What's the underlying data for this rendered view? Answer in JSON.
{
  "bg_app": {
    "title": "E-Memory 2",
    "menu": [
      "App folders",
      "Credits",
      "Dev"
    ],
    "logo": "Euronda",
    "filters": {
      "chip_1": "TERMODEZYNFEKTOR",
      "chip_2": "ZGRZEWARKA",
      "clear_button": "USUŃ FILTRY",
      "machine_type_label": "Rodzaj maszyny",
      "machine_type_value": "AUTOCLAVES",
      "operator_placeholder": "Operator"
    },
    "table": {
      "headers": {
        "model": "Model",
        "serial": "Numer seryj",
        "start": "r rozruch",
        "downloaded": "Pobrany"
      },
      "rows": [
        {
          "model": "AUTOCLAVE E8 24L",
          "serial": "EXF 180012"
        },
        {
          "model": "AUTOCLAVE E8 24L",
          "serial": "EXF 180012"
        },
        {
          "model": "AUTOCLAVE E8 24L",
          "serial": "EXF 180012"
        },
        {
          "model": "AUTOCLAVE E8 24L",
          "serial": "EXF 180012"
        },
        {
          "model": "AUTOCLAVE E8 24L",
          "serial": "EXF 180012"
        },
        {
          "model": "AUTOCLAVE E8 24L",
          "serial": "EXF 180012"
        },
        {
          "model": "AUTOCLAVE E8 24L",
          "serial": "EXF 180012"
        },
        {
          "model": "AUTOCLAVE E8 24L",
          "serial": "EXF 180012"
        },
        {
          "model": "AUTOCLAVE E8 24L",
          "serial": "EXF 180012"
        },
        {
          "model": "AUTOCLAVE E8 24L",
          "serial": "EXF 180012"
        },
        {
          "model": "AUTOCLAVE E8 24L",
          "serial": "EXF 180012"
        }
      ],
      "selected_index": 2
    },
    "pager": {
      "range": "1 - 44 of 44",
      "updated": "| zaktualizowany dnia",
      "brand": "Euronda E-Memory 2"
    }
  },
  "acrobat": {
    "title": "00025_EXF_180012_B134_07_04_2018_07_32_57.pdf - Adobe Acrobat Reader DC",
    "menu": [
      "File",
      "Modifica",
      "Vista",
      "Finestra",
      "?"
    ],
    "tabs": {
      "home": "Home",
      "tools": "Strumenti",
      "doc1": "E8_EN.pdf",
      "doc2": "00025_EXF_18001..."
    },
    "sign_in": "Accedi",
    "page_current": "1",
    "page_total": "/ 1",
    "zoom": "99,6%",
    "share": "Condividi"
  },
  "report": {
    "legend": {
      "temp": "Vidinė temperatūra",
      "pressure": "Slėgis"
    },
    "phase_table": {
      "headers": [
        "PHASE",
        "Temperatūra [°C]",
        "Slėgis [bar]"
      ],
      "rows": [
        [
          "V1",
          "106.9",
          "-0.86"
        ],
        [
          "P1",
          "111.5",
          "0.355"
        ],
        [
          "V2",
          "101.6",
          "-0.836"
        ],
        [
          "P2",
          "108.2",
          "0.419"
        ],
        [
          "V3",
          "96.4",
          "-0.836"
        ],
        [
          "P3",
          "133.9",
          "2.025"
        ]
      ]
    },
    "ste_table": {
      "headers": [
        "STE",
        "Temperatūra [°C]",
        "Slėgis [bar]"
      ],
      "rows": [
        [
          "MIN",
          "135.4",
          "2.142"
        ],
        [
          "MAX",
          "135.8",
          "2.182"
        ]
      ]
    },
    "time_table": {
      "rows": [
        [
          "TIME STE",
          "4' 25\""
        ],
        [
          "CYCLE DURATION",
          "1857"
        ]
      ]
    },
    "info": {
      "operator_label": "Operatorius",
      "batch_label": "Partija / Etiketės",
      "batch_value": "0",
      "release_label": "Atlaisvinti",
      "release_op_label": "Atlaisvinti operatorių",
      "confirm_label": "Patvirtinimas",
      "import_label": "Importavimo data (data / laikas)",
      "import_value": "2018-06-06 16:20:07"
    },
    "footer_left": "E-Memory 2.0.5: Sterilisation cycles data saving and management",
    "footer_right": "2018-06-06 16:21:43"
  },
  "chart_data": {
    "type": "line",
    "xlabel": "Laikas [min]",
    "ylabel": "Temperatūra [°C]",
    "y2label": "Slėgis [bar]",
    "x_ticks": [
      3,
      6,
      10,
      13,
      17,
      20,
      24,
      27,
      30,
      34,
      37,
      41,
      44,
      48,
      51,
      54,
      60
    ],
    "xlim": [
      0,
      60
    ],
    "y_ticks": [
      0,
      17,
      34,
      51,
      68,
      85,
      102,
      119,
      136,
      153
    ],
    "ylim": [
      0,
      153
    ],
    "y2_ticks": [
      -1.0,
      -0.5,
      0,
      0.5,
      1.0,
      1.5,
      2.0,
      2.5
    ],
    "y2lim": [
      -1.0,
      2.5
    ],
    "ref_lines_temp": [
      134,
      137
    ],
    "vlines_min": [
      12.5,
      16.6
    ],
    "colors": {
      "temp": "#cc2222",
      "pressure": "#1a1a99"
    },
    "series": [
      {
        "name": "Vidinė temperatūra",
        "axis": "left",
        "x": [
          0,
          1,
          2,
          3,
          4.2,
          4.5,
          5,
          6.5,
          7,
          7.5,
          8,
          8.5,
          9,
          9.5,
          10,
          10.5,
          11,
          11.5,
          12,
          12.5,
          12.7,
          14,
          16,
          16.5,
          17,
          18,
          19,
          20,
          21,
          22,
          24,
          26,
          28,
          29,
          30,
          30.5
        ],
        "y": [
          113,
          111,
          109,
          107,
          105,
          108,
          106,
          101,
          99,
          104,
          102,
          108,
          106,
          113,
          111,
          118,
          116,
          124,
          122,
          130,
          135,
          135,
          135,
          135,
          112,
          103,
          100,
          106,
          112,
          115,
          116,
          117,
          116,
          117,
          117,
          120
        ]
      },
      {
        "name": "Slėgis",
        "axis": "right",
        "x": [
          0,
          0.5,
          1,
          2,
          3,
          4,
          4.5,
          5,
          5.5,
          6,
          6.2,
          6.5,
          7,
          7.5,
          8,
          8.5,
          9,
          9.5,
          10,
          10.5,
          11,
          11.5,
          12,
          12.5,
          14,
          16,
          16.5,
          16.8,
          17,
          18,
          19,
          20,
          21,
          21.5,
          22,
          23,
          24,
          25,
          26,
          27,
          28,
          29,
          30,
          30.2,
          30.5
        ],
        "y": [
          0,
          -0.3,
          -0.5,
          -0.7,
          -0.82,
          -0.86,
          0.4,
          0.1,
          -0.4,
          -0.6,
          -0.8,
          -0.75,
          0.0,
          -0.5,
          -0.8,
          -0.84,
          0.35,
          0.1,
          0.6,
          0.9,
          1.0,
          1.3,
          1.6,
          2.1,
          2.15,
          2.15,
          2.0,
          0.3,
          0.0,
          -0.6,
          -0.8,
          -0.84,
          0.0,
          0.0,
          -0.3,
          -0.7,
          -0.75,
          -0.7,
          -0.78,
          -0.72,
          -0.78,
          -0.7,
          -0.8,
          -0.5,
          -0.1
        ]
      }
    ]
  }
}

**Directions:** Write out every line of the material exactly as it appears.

**Final answer:**
What's the underlying data for this rendered view? Answer in JSON.
{
  "bg_app": {
    "title": "E-Memory 2",
    "menu": [
      "App folders",
      "Credits",
      "Dev"
    ],
    "logo": "Euronda",
    "filters": {
      "chip_1": "TERMODEZYNFEKTOR",
      "chip_2": "ZGRZEWARKA",
      "clear_button": "USUŃ FILTRY",
      "machine_type_label": "Rodzaj maszyny",
      "machine_type_value": "AUTOCLAVES",
      "operator_placeholder": "Operator"
    },
    "table": {
      "headers": {
        "model": "Model",
        "serial": "Numer seryj",
        "start": "r rozruch",
        "downloaded": "Pobrany"
      },
      "rows": [
        {
          "model": "AUTOCLAVE E8 24L",
          "serial": "EXF 180012"
        },
        {
          "model": "AUTOCLAVE E8 24L",
          "serial": "EXF 180012"
        },
        {
          "model": "AUTOCLAVE E8 24L",
          "serial": "EXF 180012"
        },
        {
          "model": "AUTOCLAVE E8 24L",
          "serial": "EXF 180012"
        },
        {
          "model": "AUTOCLAVE E8 24L",
          "serial": "EXF 180012"
        },
        {
          "model": "AUTOCLAVE E8 24L",
          "serial": "EXF 180012"
        },
        {
          "model": "AUTOCLAVE E8 24L",
          "serial": "EXF 180012"
        },
        {
          "model": "AUTOCLAVE E8 24L",
          "serial": "EXF 180012"
        },
        {
          "model": "AUTOCLAVE E8 24L",
          "serial": "EXF 180012"
        },
        {
          "model": "AUTOCLAVE E8 24L",
          "serial": "EXF 180012"
        },
        {
          "model": "AUTOCLAVE E8 24L",
          "serial": "EXF 180012"
        }
      ],
      "selected_index": 2
    },
    "pager": {
      "range": "1 - 44 of 44",
      "updated": "| zaktualizowany dnia",
      "brand": "Euronda E-Memory 2"
    }
  },
  "acrobat": {
    "title": "00025_EXF_180012_B134_07_04_2018_07_32_57.pdf - Adobe Acrobat Reader DC",
    "menu": [
      "File",
      "Modifica",
      "Vista",
      "Finestra",
      "?"
    ],
    "tabs": {
      "home": "Home",
      "tools": "Strumenti",
      "doc1": "E8_EN.pdf",
      "doc2": "00025_EXF_18001..."
    },
    "sign_in": "Accedi",
    "page_current": "1",
    "page_total": "/ 1",
    "zoom": "99,6%",
    "share": "Condividi"
  },
  "report": {
    "legend": {
      "temp": "Vidinė temperatūra",
      "pressure": "Slėgis"
    },
    "phase_table": {
      "headers": [
        "PHASE",
        "Temperatūra [°C]",
        "Slėgis [bar]"
      ],
      "rows": [
        [
          "V1",
          "106.9",
          "-0.86"
        ],
        [
          "P1",
          "111.5",
          "0.355"
        ],
        [
          "V2",
          "101.6",
          "-0.836"
        ],
        [
          "P2",
          "108.2",
          "0.419"
        ],
        [
          "V3",
          "96.4",
          "-0.836"
        ],
        [
          "P3",
          "133.9",
          "2.025"
        ]
      ]
    },
    "ste_table": {
      "headers": [
        "STE",
        "Temperatūra [°C]",
        "Slėgis [bar]"
      ],
      "rows": [
        [
          "MIN",
          "135.4",
          "2.142"
        ],
        [
          "MAX",
          "135.8",
          "2.182"
        ]
      ]
    },
    "time_table": {
      "rows": [
        [
          "TIME STE",
          "4' 25\""
        ],
        [
          "CYCLE DURATION",
          "1857"
        ]
      ]
    },
    "info": {
      "operator_label": "Operatorius",
      "batch_label": "Partija / Etiketės",
      "batch_value": "0",
      "release_label": "Atlaisvinti",
      "release_op_label": "Atlaisvinti operatorių",
      "confirm_label": "Patvirtinimas",
      "import_label": "Importavimo data (data / laikas)",
      "import_value": "2018-06-06 16:20:07"
    },
    "footer_left": "E-Memory 2.0.5: Sterilisation cycles data saving and management",
    "footer_right": "2018-06-06 16:21:43"
  },
  "chart_data": {
    "type": "line",
    "xlabel": "Laikas [min]",
    "ylabel": "Temperatūra [°C]",
    "y2label": "Slėgis [bar]",
    "x_ticks": [
      3,
      6,
      10,
      13,
      17,
      20,
      24,
      27,
      30,
      34,
      37,
      41,
      44,
      48,
      51,
      54,
      60
    ],
    "xlim": [
      0,
      60
    ],
    "y_ticks": [
      0,
      17,
      34,
      51,
      68,
      85,
      102,
      119,
      136,
      153
    ],
    "ylim": [
      0,
      153
    ],
    "y2_ticks": [
      -1.0,
      -0.5,
      0,
      0.5,
      1.0,
      1.5,
      2.0,
      2.5
    ],
    "y2lim": [
      -1.0,
      2.5
    ],
    "ref_lines_temp": [
      134,
      137
    ],
    "vlines_min": [
      12.5,
      16.6
    ],
    "colors": {
      "temp": "#cc2222",
      "pressure": "#1a1a99"
    },
    "series": [
      {
        "name": "Vidinė temperatūra",
        "axis": "left",
        "x": [
          0,
          1,
          2,
          3,
          4.2,
          4.5,
          5,
          6.5,
          7,
          7.5,
          8,
          8.5,
          9,
          9.5,
          10,
          10.5,
          11,
          11.5,
          12,
          12.5,
          12.7,
          14,
          16,
          16.5,
          17,
          18,
          19,
          20,
          21,
          22,
          24,
          26,
          28,
          29,
          30,
          30.5
        ],
        "y": [
          113,
          111,
          109,
          107,
          105,
          108,
          106,
          101,
          99,
          104,
          102,
          108,
          106,
          113,
          111,
          118,
          116,
          124,
          122,
          130,
          135,
          135,
          135,
          135,
          112,
          103,
          100,
          106,
          112,
          115,
          116,
          117,
          116,
          117,
          117,
          120
        ]
      },
      {
        "name": "Slėgis",
        "axis": "right",
        "x": [
          0,
          0.5,
          1,
          2,
          3,
          4,
          4.5,
          5,
          5.5,
          6,
          6.2,
          6.5,
          7,
          7.5,
          8,
          8.5,
          9,
          9.5,
          10,
          10.5,
          11,
          11.5,
          12,
          12.5,
          14,
          16,
          16.5,
          16.8,
          17,
          18,
          19,
          20,
          21,
          21.5,
          22,
          23,
          24,
          25,
          26,
          27,
          28,
          29,
          30,
          30.2,
          30.5
        ],
        "y": [
          0,
          -0.3,
          -0.5,
          -0.7,
          -0.82,
          -0.86,
          0.4,
          0.1,
          -0.4,
          -0.6,
          -0.8,
          -0.75,
          0.0,
          -0.5,
          -0.8,
          -0.84,
          0.35,
          0.1,
          0.6,
          0.9,
          1.0,
          1.3,
          1.6,
          2.1,
          2.15,
          2.15,
          2.0,
          0.3,
          0.0,
          -0.6,
          -0.8,
          -0.84,
          0.0,
          0.0,
          -0.3,
          -0.7,
          -0.75,
          -0.7,
          -0.78,
          -0.72,
          -0.78,
          -0.7,
          -0.8,
          -0.5,
          -0.1
        ]
      }
    ]
  }
}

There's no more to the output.